Exercise
Across the whole listing, copy out every line that includes the string "greek".

━━━━━ Data excerpts ━━━━━

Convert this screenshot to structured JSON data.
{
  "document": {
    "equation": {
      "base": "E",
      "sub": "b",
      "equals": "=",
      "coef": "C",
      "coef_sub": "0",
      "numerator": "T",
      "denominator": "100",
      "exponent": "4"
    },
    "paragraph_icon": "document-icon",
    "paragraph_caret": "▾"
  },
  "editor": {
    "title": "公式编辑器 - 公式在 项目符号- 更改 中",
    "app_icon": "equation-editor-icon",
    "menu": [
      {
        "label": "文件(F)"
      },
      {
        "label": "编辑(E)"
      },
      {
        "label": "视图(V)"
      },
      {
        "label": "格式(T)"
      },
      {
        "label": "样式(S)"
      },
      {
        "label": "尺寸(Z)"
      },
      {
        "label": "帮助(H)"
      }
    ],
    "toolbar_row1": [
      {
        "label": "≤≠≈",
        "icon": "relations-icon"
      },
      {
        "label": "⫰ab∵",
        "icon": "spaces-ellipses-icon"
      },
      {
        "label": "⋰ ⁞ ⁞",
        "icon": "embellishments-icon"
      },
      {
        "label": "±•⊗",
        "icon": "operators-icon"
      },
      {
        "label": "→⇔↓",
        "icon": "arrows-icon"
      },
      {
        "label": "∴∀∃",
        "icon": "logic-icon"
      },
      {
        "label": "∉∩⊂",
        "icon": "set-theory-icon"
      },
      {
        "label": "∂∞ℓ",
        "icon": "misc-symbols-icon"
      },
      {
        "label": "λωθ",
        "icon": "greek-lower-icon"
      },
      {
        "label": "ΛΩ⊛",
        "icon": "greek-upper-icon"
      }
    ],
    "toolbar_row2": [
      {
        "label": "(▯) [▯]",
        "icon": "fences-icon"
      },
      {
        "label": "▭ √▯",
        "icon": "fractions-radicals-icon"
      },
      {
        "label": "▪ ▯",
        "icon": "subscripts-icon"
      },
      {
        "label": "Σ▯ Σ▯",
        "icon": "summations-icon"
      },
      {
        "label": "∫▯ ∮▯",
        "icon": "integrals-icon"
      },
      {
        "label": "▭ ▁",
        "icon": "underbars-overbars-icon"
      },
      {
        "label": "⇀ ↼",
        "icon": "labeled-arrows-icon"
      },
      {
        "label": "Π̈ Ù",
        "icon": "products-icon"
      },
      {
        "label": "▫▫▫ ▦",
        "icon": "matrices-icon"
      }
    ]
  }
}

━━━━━

Response to the exercise
        "icon": "greek-lower-icon"
        "icon": "greek-upper-icon"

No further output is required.